Without pictures, retype the following entries exactly.

○ ○ ○ ○ ○

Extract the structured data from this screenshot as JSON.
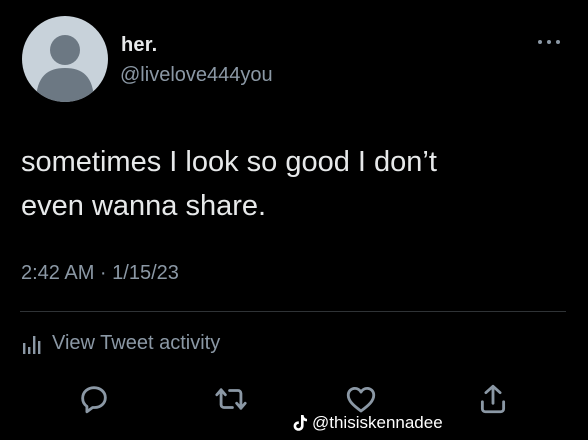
{
  "author": {
    "display_name": "her.",
    "handle": "@livelove444you",
    "avatar_icon": "default-avatar-icon"
  },
  "tweet": {
    "text_line1": "sometimes I look so good I don’t",
    "text_line2": "even wanna share.",
    "timestamp": "2:42 AM · 1/15/23"
  },
  "activity": {
    "label": "View Tweet activity",
    "icon": "analytics-bars-icon"
  },
  "actions": {
    "reply_icon": "reply-icon",
    "retweet_icon": "retweet-icon",
    "like_icon": "heart-icon",
    "share_icon": "share-icon"
  },
  "watermark": {
    "icon": "tiktok-icon",
    "text": "@thisiskennadee"
  },
  "colors": {
    "background": "#000000",
    "primary_text": "#e7e9ea",
    "secondary_text": "#8b98a5",
    "divider": "#2f3336",
    "avatar_bg": "#c8d2da",
    "avatar_silhouette": "#6c7883"
  }
}
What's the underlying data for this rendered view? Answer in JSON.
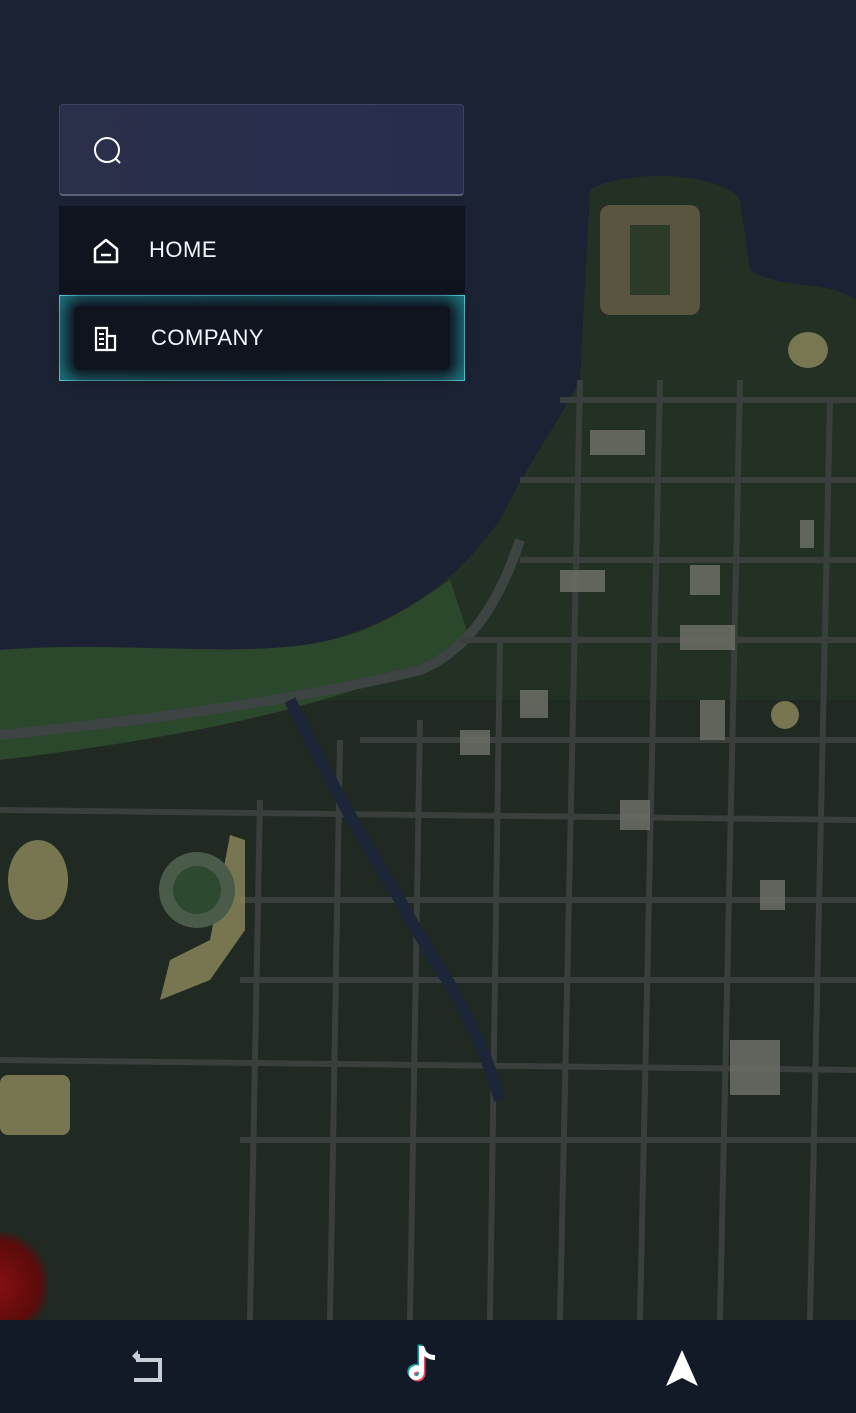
{
  "search": {
    "placeholder": ""
  },
  "menu": {
    "items": [
      {
        "label": "HOME",
        "icon": "home-icon",
        "active": false
      },
      {
        "label": "COMPANY",
        "icon": "company-building-icon",
        "active": true
      }
    ]
  },
  "bottom_bar": {
    "buttons": [
      {
        "icon": "back-return-icon"
      },
      {
        "icon": "tiktok-icon"
      },
      {
        "icon": "navigation-arrow-icon"
      }
    ]
  },
  "colors": {
    "accent": "#53c8d1",
    "menu_bg": "#0f141f",
    "search_bg": "#2a2f4a",
    "bar_bg": "#131a27"
  }
}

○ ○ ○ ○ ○

RESPONSE BELOW
Extract the structured data from this screenshot as JSON.
{
  "author": {
    "display_name": "her.",
    "handle": "@livelove444you",
    "avatar_icon": "default-avatar-icon"
  },
  "tweet": {
    "text_line1": "sometimes I look so good I don’t",
    "text_line2": "even wanna share.",
    "timestamp": "2:42 AM · 1/15/23"
  },
  "activity": {
    "label": "View Tweet activity",
    "icon": "analytics-bars-icon"
  },
  "actions": {
    "reply_icon": "reply-icon",
    "retweet_icon": "retweet-icon",
    "like_icon": "heart-icon",
    "share_icon": "share-icon"
  },
  "watermark": {
    "icon": "tiktok-icon",
    "text": "@thisiskennadee"
  },
  "colors": {
    "background": "#000000",
    "primary_text": "#e7e9ea",
    "secondary_text": "#8b98a5",
    "divider": "#2f3336",
    "avatar_bg": "#c8d2da",
    "avatar_silhouette": "#6c7883"
  }
}
What's the underlying data for this rendered view? Answer in JSON.
{
  "search": {
    "placeholder": ""
  },
  "menu": {
    "items": [
      {
        "label": "HOME",
        "icon": "home-icon",
        "active": false
      },
      {
        "label": "COMPANY",
        "icon": "company-building-icon",
        "active": true
      }
    ]
  },
  "bottom_bar": {
    "buttons": [
      {
        "icon": "back-return-icon"
      },
      {
        "icon": "tiktok-icon"
      },
      {
        "icon": "navigation-arrow-icon"
      }
    ]
  },
  "colors": {
    "accent": "#53c8d1",
    "menu_bg": "#0f141f",
    "search_bg": "#2a2f4a",
    "bar_bg": "#131a27"
  }
}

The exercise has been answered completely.